Subirrigation has been investigated at a number of the experiment stations, but has not become generally popular among market gardeners. The details of installment may vary greatly. The pipes are usually ordinary drain tile, which range in size from 2 1/2 to 4 inches. They may be only a few inches under the surface or 2 or 3 feet, depending upon climate and soil conditions and crops grown. Eight to 12 inches are proper distances for most garden soils, and the lines should be 10 to 15 feet apart. The tile are placed end to end as close together as possible and the end of the line farthest from the water main closed. A 3/4-inch stream of water should cause water to flow to the end of a 200-foot line of tile.
Theoretically, this is a fairly good system of watering. There is smaller loss by evaporation from the surface than with any other system; there is less baking of the soil and the least amount of tillage is required, and in addition, tillage is never delayed because of a wet surface. On the other hand, considerable outlay is required for tile, which must be laid, lifted and stored every year, unless placed below the frost line. Percolation is too rapid and capillary action too slow in most soils. It is doubtful if this system will ever be generally used.
The most extensive system of subirrigation in the United States is at Sanford, Fla. Large tracts of waste land have been brought under cultivation and utilized in growing lettuce, celery and other crops. The tile serve both for irrigation and for drainage. An impervious bed of hardpan lies from 2 to 4 feet below the surface and the sandy or loamy top soil is about 18 inches deep. The 4-inch water mains are made of sewer tile, cemented at the joints, the 3-inch laterals of drain tile are 20 to 25 feet apart and 12 to 15 inches below the surface. Sawdust, cinders or moss are placed over the joints to prevent filling with sand. A fall of at least 1 inch in 100 feet of tile is provided for drainage. The laterals run into open ditches dug for drainage purposes. Subirrigation is an ideal system for conditions as they exist at Sanford.

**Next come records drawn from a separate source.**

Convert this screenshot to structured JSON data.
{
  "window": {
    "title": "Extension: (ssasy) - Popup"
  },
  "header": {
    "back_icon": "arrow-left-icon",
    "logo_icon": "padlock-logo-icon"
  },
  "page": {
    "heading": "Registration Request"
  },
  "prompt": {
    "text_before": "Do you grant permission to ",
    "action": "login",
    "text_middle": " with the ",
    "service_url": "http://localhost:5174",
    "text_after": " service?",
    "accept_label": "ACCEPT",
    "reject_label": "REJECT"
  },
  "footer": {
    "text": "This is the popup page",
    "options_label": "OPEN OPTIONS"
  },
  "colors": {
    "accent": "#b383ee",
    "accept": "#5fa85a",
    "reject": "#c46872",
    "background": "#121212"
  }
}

Fig. 15. Drilling Machine For The Installation Of The Skinner System Of Irrigation.